I mean, I don't know how else to put it right.
Yeah, you and me both because for me personally, I had going
into the new year.
I had no idea that I thought I was going to go into another
year reaching out to somebody that I've never met before
asking for photo credentials so that I could get my camera
gear into center a lot a lot of people just you know, the
message me and they'll be like, hey, how do I get a how do I
get photo credentials for to shoot Bonnaroo and my response
is that's a good question because up until this point I've
had to try to figure that out every year, you know, yeah.
So yeah, and and you know to be clear, it's because some
people are going to be thinking that you're not shooting
bands and I don't know why I feel like we need to say that
you're you know, because that's that's when people think photo
they think you're going to be shooting the bands.
That's not your interest and not what you're after and you're
interested in the experience and there's plenty of that to
So all right.
Oh, it's yeah, David.
Thank you so much for giving up your time and for what you're
doing and for being a friend to us and to this show and I
just think it's awesome.
And I like I said, there's dozens and dozens of similar
stories about people who have found Bonnaroo and it become
an adventure and a journey and it's I mean, it's it's changed

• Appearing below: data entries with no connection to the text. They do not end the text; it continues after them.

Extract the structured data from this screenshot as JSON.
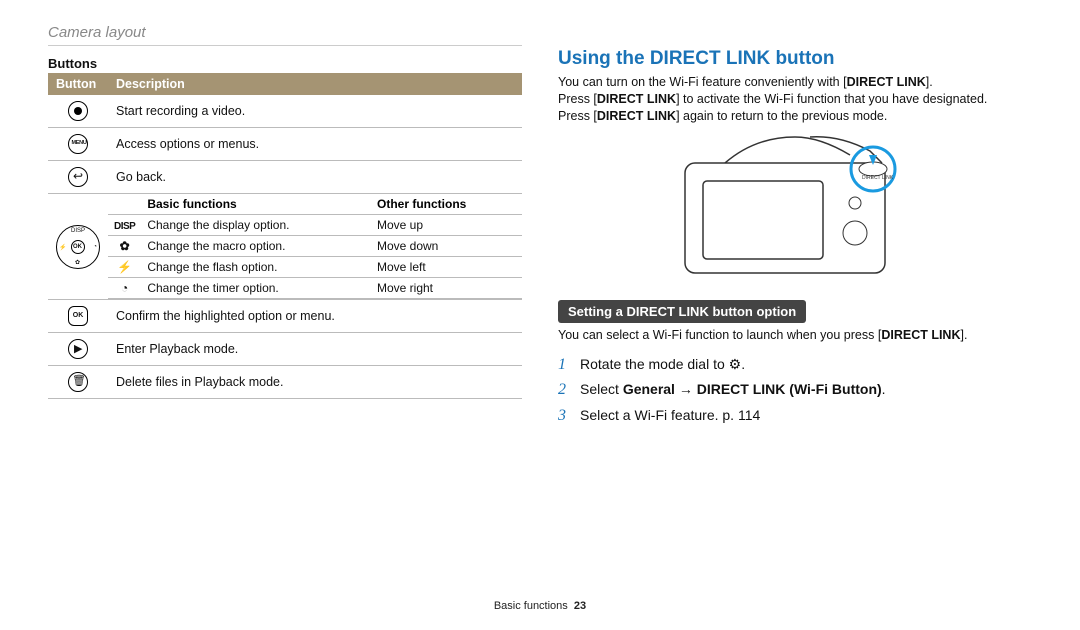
{
  "header": {
    "section": "Camera layout"
  },
  "left": {
    "title": "Buttons",
    "th_button": "Button",
    "th_desc": "Description",
    "rows": {
      "rec": "Start recording a video.",
      "menu": "Access options or menus.",
      "back": "Go back.",
      "ok": "Confirm the highlighted option or menu.",
      "play": "Enter Playback mode.",
      "trash": "Delete files in Playback mode."
    },
    "inner": {
      "th_basic": "Basic functions",
      "th_other": "Other functions",
      "r1_sym": "DISP",
      "r1_basic": "Change the display option.",
      "r1_other": "Move up",
      "r2_sym": "✿",
      "r2_basic": "Change the macro option.",
      "r2_other": "Move down",
      "r3_sym": "⚡",
      "r3_basic": "Change the flash option.",
      "r3_other": "Move left",
      "r4_sym": "◔",
      "r4_basic": "Change the timer option.",
      "r4_other": "Move right"
    }
  },
  "right": {
    "heading": "Using the DIRECT LINK button",
    "p1a": "You can turn on the Wi-Fi feature conveniently with [",
    "p1b": "DIRECT LINK",
    "p1c": "].",
    "p2a": "Press [",
    "p2b": "DIRECT LINK",
    "p2c": "] to activate the Wi-Fi function that you have designated.",
    "p3a": "Press [",
    "p3b": "DIRECT LINK",
    "p3c": "] again to return to the previous mode.",
    "pill": "Setting a DIRECT LINK button option",
    "p4a": "You can select a Wi-Fi function to launch when you press [",
    "p4b": "DIRECT LINK",
    "p4c": "].",
    "step1a": "Rotate the mode dial to ",
    "step1b": "⚙",
    "step1c": ".",
    "step2a": "Select ",
    "step2b": "General → DIRECT LINK (Wi-Fi Button)",
    "step2c": ".",
    "step3": "Select a Wi-Fi feature. p. 114"
  },
  "footer": {
    "label": "Basic functions",
    "page": "23"
  }
}
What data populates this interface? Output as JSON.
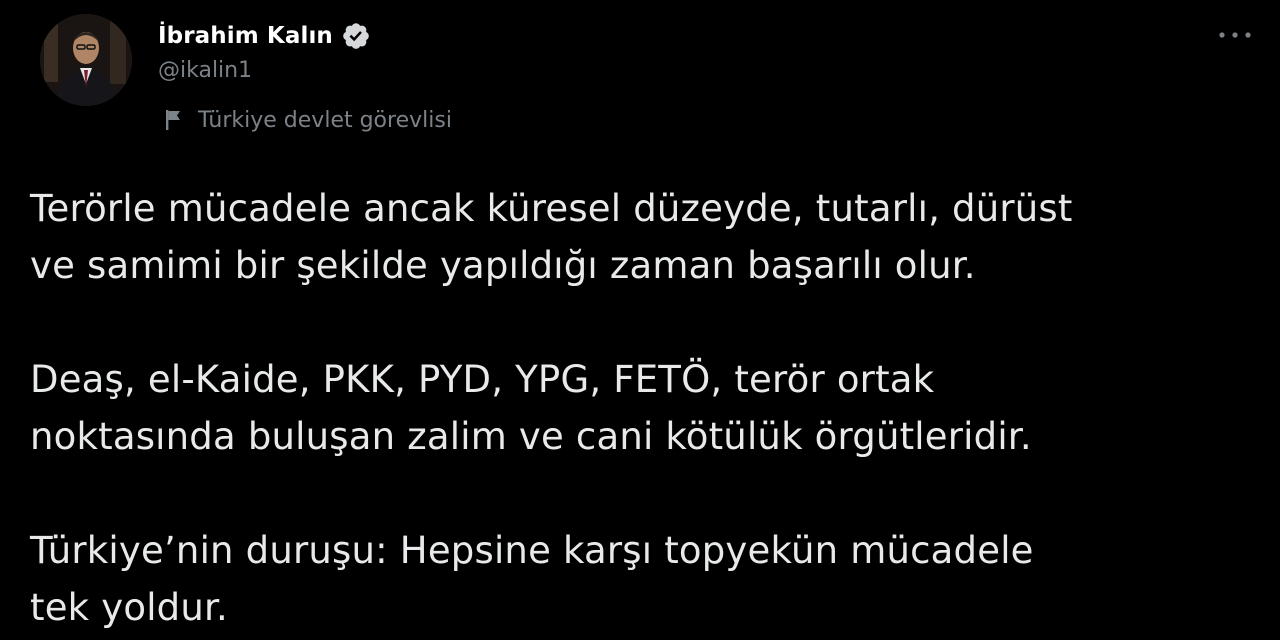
{
  "author": {
    "display_name": "İbrahim Kalın",
    "handle": "@ikalin1",
    "verified": true,
    "label": "Türkiye devlet görevlisi"
  },
  "icons": {
    "verified": "verified-badge-icon",
    "label": "flag-icon",
    "more": "more-options-icon"
  },
  "tweet": {
    "paragraphs": [
      [
        "Terörle mücadele ancak küresel düzeyde, tutarlı, dürüst",
        "ve samimi bir şekilde yapıldığı zaman başarılı olur."
      ],
      [
        "Deaş, el-Kaide, PKK, PYD, YPG, FETÖ, terör ortak",
        "noktasında buluşan zalim ve cani kötülük örgütleridir."
      ],
      [
        "Türkiye’nin duruşu: Hepsine karşı topyekün mücadele",
        "tek yoldur."
      ]
    ]
  },
  "colors": {
    "background": "#000000",
    "text": "#e7e9ea",
    "muted": "#7b8288"
  }
}
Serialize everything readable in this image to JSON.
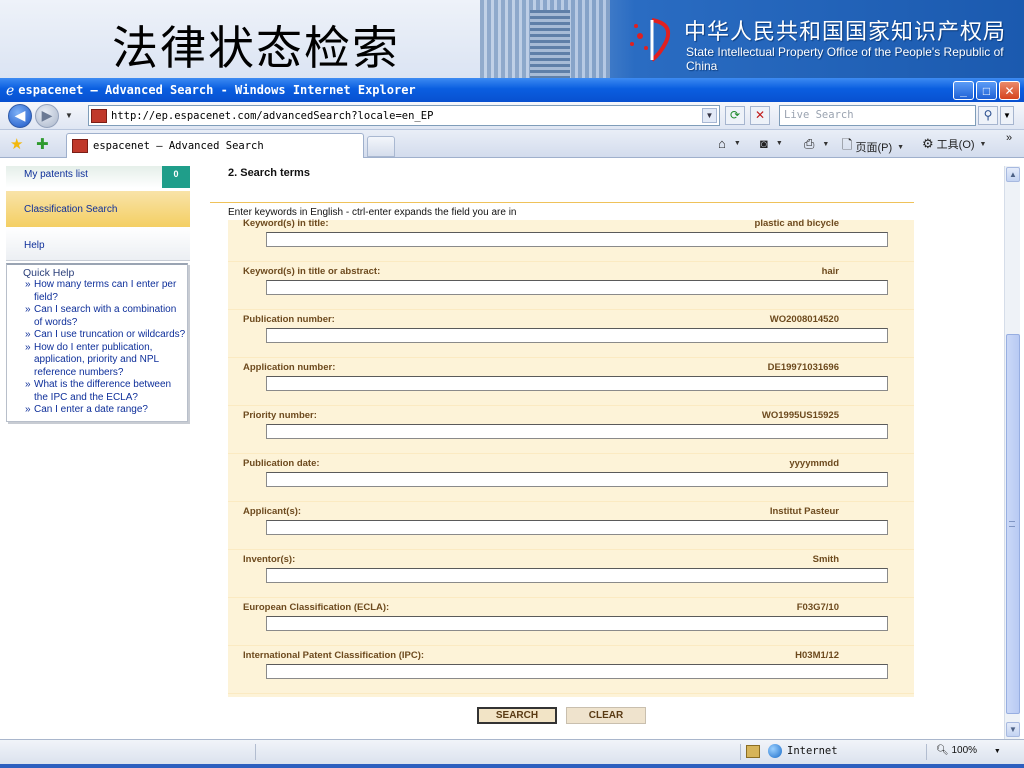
{
  "slide": {
    "title": "法律状态检索",
    "org_cn": "中华人民共和国国家知识产权局",
    "org_en": "State Intellectual Property Office of the People's Republic of China"
  },
  "browser": {
    "window_title": "espacenet — Advanced Search - Windows Internet Explorer",
    "url": "http://ep.espacenet.com/advancedSearch?locale=en_EP",
    "search_placeholder": "Live Search",
    "tab_label": "espacenet — Advanced Search",
    "cmd_page": "页面(P)",
    "cmd_tools": "工具(O)",
    "status_zone": "Internet",
    "zoom": "100%"
  },
  "sidebar": {
    "my_patents": "My patents list",
    "my_patents_count": "0",
    "classification": "Classification Search",
    "help": "Help",
    "quick_help_title": "Quick Help",
    "quick_help": [
      "How many terms can I enter per field?",
      "Can I search with a combination of words?",
      "Can I use truncation or wildcards?",
      "How do I enter publication, application, priority and NPL reference numbers?",
      "What is the difference between the IPC and the ECLA?",
      "Can I enter a date range?"
    ]
  },
  "form": {
    "section_title": "2. Search terms",
    "hint": "Enter keywords in English - ctrl-enter expands the field you are in",
    "fields": [
      {
        "label": "Keyword(s) in title:",
        "example": "plastic and bicycle"
      },
      {
        "label": "Keyword(s) in title or abstract:",
        "example": "hair"
      },
      {
        "label": "Publication number:",
        "example": "WO2008014520"
      },
      {
        "label": "Application number:",
        "example": "DE19971031696"
      },
      {
        "label": "Priority number:",
        "example": "WO1995US15925"
      },
      {
        "label": "Publication date:",
        "example": "yyyymmdd"
      },
      {
        "label": "Applicant(s):",
        "example": "Institut Pasteur"
      },
      {
        "label": "Inventor(s):",
        "example": "Smith"
      },
      {
        "label": "European Classification (ECLA):",
        "example": "F03G7/10"
      },
      {
        "label": "International Patent Classification (IPC):",
        "example": "H03M1/12"
      }
    ],
    "search_label": "SEARCH",
    "clear_label": "CLEAR"
  },
  "colors": {
    "form_bg": "#fdf3d8",
    "label_brown": "#6d4a1e",
    "link_blue": "#0e2f9a",
    "ie_blue": "#0a5ee0"
  }
}
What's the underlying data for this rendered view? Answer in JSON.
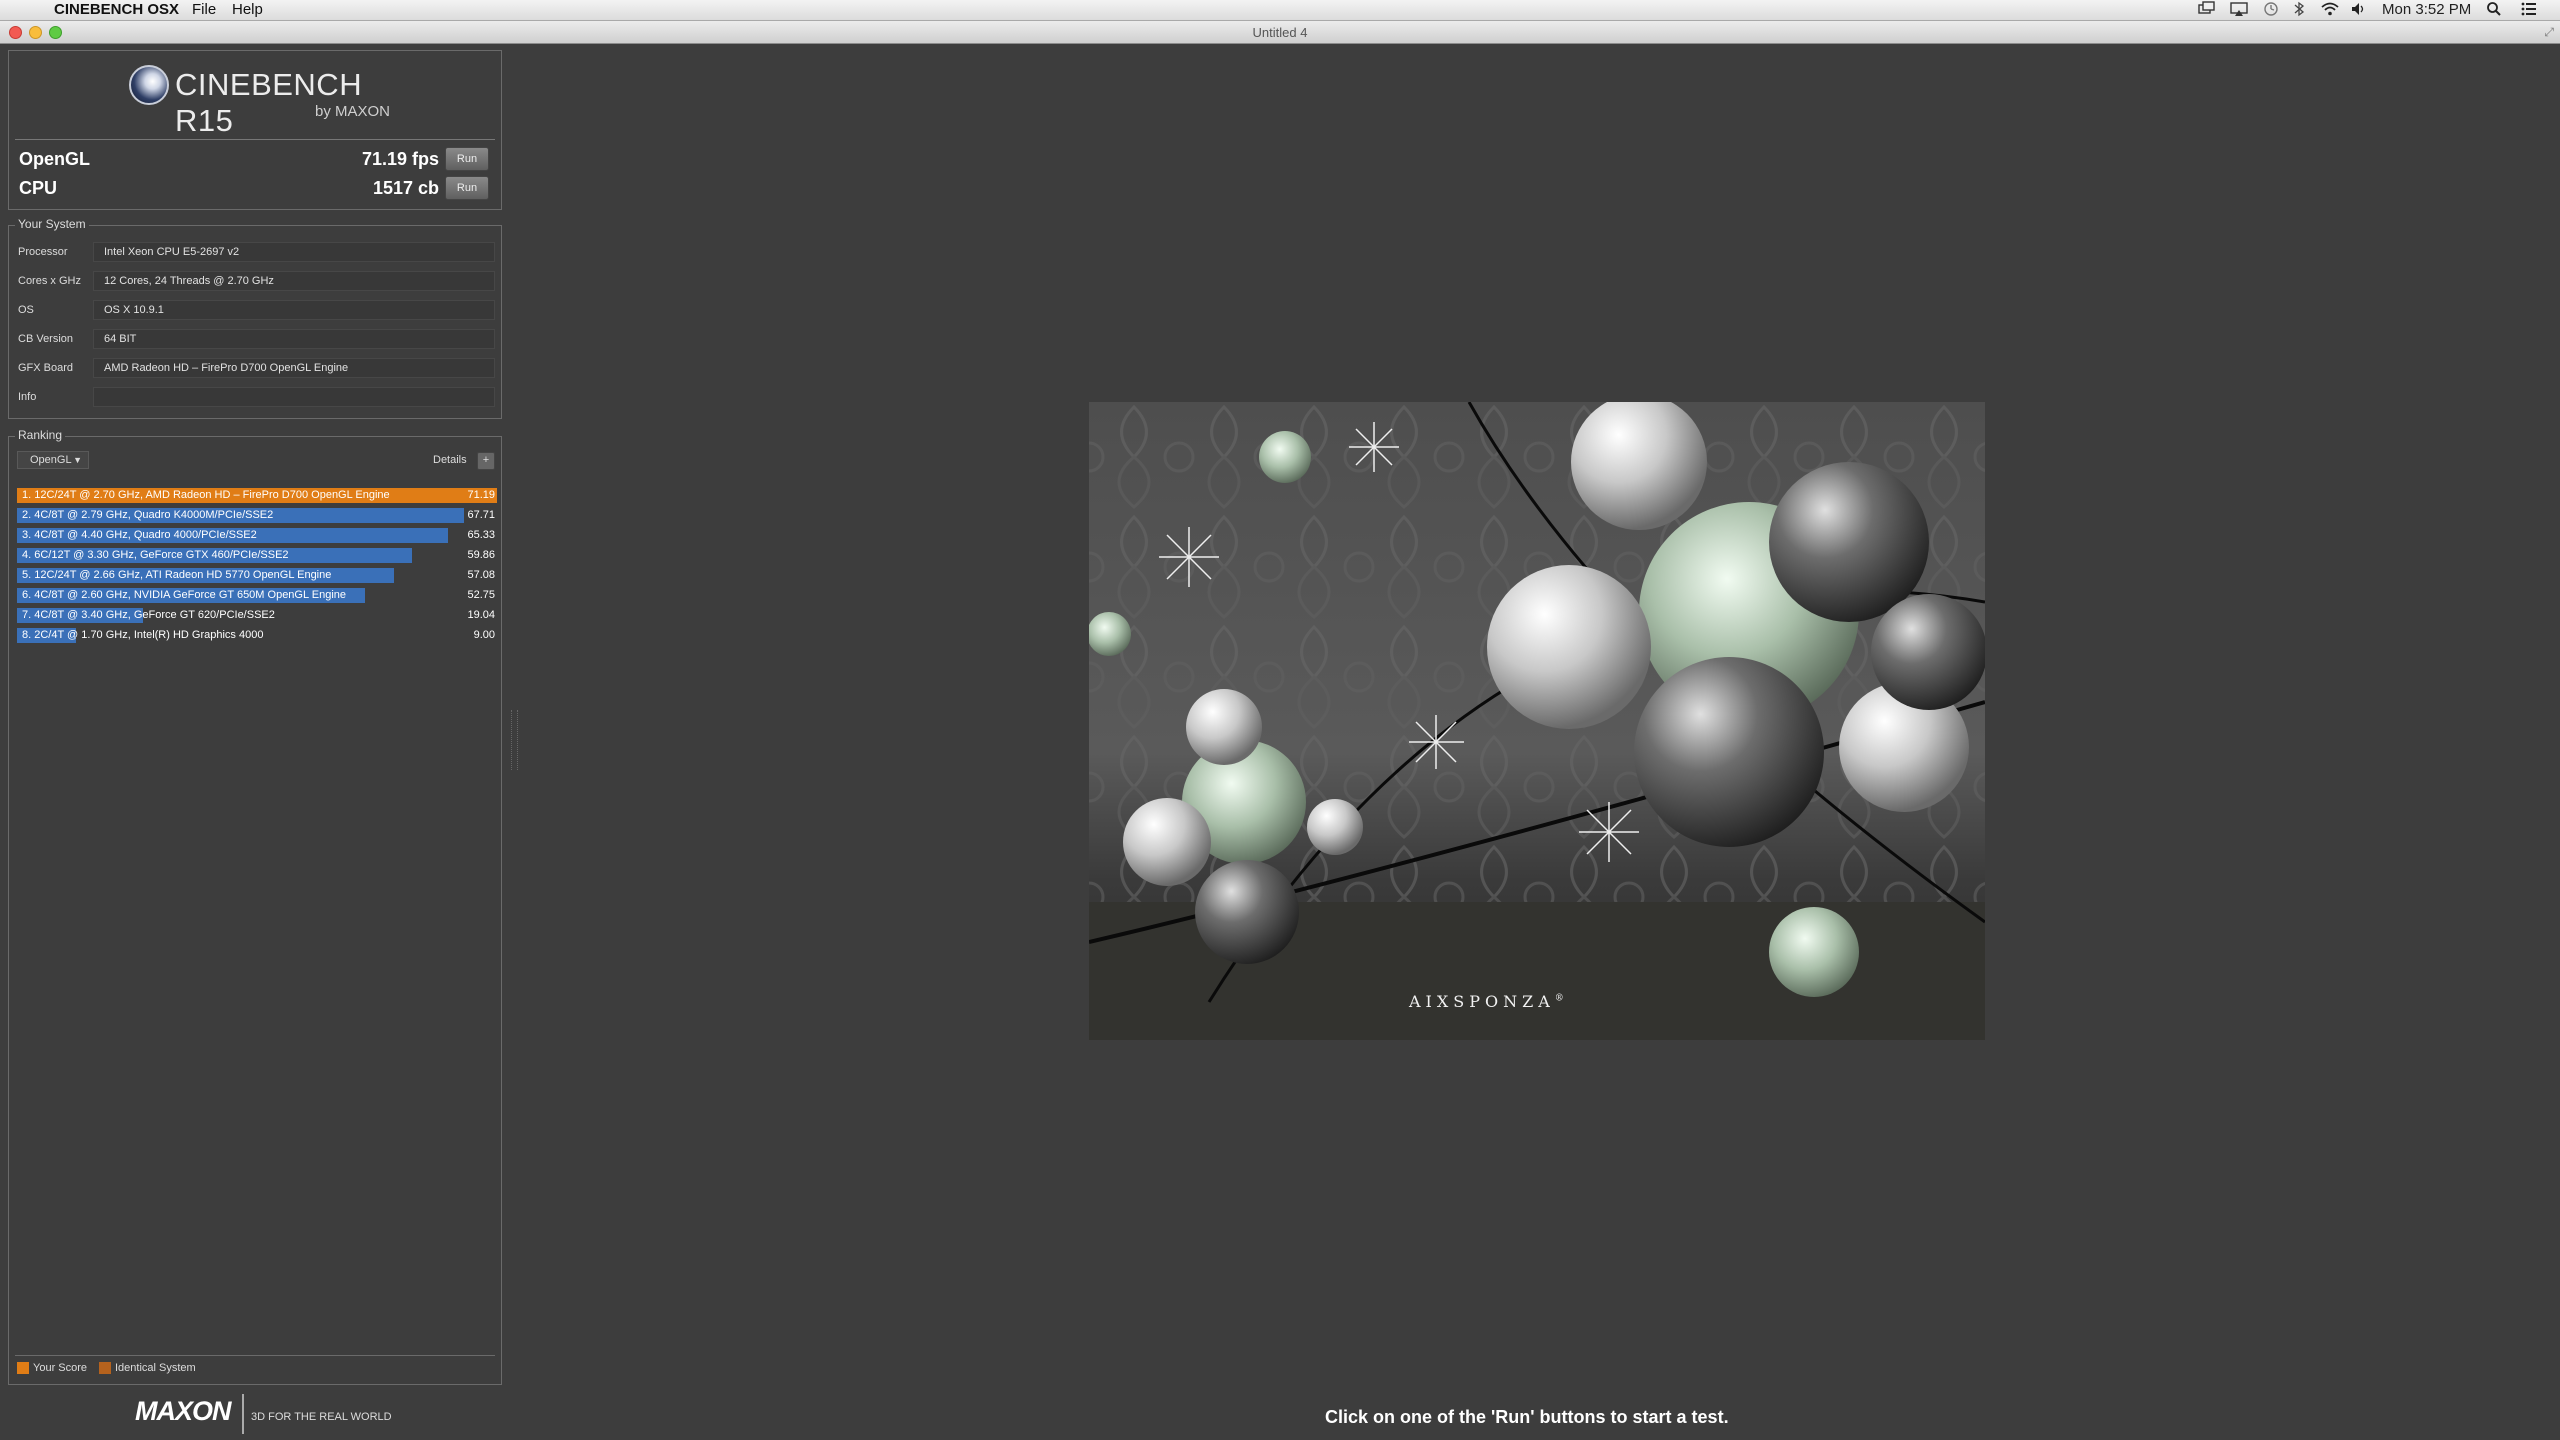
{
  "menubar": {
    "apple_glyph": "",
    "app_name": "CINEBENCH OSX",
    "menus": [
      "File",
      "Help"
    ],
    "clock": "Mon 3:52 PM",
    "status_icons": [
      "display-icon",
      "airplay-icon",
      "time-machine-icon",
      "bluetooth-icon",
      "wifi-icon",
      "volume-icon",
      "spotlight-icon",
      "notification-center-icon"
    ]
  },
  "window": {
    "title": "Untitled 4"
  },
  "logo": {
    "name": "CINEBENCH R15",
    "sub": "by MAXON"
  },
  "scores": {
    "opengl_label": "OpenGL",
    "opengl_value": "71.19 fps",
    "cpu_label": "CPU",
    "cpu_value": "1517 cb",
    "run_label": "Run"
  },
  "system": {
    "legend": "Your System",
    "rows": [
      {
        "label": "Processor",
        "value": "Intel Xeon CPU E5-2697 v2"
      },
      {
        "label": "Cores x GHz",
        "value": "12 Cores, 24 Threads @ 2.70 GHz"
      },
      {
        "label": "OS",
        "value": "OS X 10.9.1"
      },
      {
        "label": "CB Version",
        "value": "64 BIT"
      },
      {
        "label": "GFX Board",
        "value": "AMD Radeon HD – FirePro D700 OpenGL Engine"
      },
      {
        "label": "Info",
        "value": ""
      }
    ]
  },
  "ranking": {
    "legend": "Ranking",
    "selected": "OpenGL",
    "details_label": "Details",
    "details_button": "+",
    "max_score": 71.19,
    "rows": [
      {
        "text": "1. 12C/24T @ 2.70 GHz, AMD Radeon HD – FirePro D700 OpenGL Engine",
        "score": "71.19",
        "value": 71.19,
        "highlight": true
      },
      {
        "text": "2. 4C/8T @ 2.79 GHz, Quadro K4000M/PCIe/SSE2",
        "score": "67.71",
        "value": 67.71,
        "highlight": false
      },
      {
        "text": "3. 4C/8T @ 4.40 GHz, Quadro 4000/PCIe/SSE2",
        "score": "65.33",
        "value": 65.33,
        "highlight": false
      },
      {
        "text": "4. 6C/12T @ 3.30 GHz, GeForce GTX 460/PCIe/SSE2",
        "score": "59.86",
        "value": 59.86,
        "highlight": false
      },
      {
        "text": "5. 12C/24T @ 2.66 GHz, ATI Radeon HD 5770 OpenGL Engine",
        "score": "57.08",
        "value": 57.08,
        "highlight": false
      },
      {
        "text": "6. 4C/8T @ 2.60 GHz, NVIDIA GeForce GT 650M OpenGL Engine",
        "score": "52.75",
        "value": 52.75,
        "highlight": false
      },
      {
        "text": "7. 4C/8T @ 3.40 GHz, GeForce GT 620/PCIe/SSE2",
        "score": "19.04",
        "value": 19.04,
        "highlight": false
      },
      {
        "text": "8. 2C/4T @ 1.70 GHz, Intel(R) HD Graphics 4000",
        "score": "9.00",
        "value": 9.0,
        "highlight": false
      }
    ],
    "legend_items": [
      "Your Score",
      "Identical System"
    ]
  },
  "colors": {
    "highlight_bar": "#e07d16",
    "normal_bar": "#3a70b8",
    "your_score": "#e07d16",
    "identical_system": "#b5621d"
  },
  "footer": {
    "brand": "MAXON",
    "tagline": "3D FOR THE REAL WORLD"
  },
  "render": {
    "watermark": "AIXSPONZA",
    "watermark_mark": "®"
  },
  "status": "Click on one of the 'Run' buttons to start a test."
}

There's no question about it and I wouldn't know Russ.
I wouldn't know Brad really.
Yeah, I certainly wouldn't know you David without Bonnaroo
and I'm better for it.
So very cool.
100% all right.
Yeah, I've said to a number of people in the past that I don't
think I was a bad person before Bonnaroo.
I don't want to suggest that but it's I've definitely become
a better better rounded person because of the Bonnaroo
experience for sure.
I mean, it's cause and effect, you know, yeah, just be cool,
I mean, that's that's the thing, right?
Just be cool.
Yeah, just relax.
See this this glass right here.
It says calm the fuck down.
You probably can't read that.
That's that's that's the Monterey.
Thank you so much.
Rush, you know, I love you.
Good to see you guys.
I can't wait to see you.
Yeah, this summer and and I know we'll talk.
Yeah, looking forward to spending some quality time with
you guys on the farm again.
If not, if not before somehow, if not sooner.
Yeah, like like you said that Sunday when the
three of us were just kind of sitting at camp just telling
stories and talking.
I mean, that's what this that's what we wanted to bring
to the show and that kind of it's nice to revisit that.
So I'm definitely looking forward to next year.
Yeah, I'm honored guys.
So there you go.
What a great guy.
What a good friend.
I mean, you know, when people ask me, do you know somebody
my my sort of dividing line, if you will, is have they been
to my house?
David Bruce has been to my house.
So he's a friend.
I consider him a very close friend and and I absolutely
respect what he does.
Yeah, can't wait to see what he does for next year.
Maybe he can get a chance to come down to Chattanooga
for Moon River.
That'd be cool, too.
Can you imagine driving up on a golf cart and seeing your
photographs 12 feet?
Big on the fence of honor.
I know that that that's got to be just mind blowing.
All right, guys.
Thank you all.
Have a great day.
Have a great week.
Have a great life.